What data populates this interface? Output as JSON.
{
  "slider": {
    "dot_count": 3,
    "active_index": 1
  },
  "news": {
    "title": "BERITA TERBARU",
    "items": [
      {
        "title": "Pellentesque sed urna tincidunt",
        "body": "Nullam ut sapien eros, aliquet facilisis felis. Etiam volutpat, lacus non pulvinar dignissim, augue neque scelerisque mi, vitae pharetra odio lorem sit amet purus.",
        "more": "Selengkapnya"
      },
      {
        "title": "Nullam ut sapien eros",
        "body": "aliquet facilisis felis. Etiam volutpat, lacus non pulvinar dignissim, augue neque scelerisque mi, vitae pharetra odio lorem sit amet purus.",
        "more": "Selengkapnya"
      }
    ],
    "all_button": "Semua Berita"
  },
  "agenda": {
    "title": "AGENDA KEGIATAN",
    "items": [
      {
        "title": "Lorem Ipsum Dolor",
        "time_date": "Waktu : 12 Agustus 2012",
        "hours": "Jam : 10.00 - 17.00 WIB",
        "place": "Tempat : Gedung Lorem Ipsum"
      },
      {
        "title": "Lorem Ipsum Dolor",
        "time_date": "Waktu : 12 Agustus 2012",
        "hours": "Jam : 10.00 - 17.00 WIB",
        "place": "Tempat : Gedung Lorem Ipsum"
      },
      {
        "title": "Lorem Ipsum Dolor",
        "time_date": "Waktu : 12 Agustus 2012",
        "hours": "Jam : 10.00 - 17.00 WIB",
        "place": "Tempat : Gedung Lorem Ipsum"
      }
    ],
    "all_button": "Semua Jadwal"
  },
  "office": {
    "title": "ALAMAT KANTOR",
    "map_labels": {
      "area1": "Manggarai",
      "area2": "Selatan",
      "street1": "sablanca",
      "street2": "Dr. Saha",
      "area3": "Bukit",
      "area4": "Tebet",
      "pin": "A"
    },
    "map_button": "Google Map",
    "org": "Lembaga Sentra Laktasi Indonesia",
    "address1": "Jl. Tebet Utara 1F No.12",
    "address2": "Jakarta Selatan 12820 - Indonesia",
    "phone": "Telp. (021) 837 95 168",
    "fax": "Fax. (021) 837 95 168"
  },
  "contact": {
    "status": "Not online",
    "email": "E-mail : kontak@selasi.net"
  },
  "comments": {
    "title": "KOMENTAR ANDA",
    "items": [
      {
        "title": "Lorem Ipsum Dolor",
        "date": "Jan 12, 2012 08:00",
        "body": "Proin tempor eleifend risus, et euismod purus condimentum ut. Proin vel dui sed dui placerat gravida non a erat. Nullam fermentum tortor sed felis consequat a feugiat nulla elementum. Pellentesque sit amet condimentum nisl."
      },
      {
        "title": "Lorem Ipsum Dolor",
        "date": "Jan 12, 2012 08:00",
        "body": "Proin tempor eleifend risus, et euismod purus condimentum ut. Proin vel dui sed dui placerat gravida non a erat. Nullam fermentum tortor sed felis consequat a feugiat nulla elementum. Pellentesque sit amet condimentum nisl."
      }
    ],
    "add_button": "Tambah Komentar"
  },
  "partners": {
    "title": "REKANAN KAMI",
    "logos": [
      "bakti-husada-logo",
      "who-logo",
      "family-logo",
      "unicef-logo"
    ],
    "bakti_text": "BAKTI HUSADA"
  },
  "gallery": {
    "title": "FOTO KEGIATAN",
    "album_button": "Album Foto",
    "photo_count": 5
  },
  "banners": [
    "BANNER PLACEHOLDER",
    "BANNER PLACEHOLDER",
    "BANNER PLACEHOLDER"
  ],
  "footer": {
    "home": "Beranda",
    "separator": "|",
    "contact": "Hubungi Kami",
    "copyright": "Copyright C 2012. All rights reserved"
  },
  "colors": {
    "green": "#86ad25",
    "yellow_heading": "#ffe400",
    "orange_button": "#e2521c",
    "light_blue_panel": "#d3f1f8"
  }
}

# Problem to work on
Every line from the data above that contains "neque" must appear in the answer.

# Response
        "body": "Nullam ut sapien eros, aliquet facilisis felis. Etiam volutpat, lacus non pulvinar dignissim, augue neque scelerisque mi, vitae pharetra odio lorem sit amet purus.",
        "body": "aliquet facilisis felis. Etiam volutpat, lacus non pulvinar dignissim, augue neque scelerisque mi, vitae pharetra odio lorem sit amet purus.",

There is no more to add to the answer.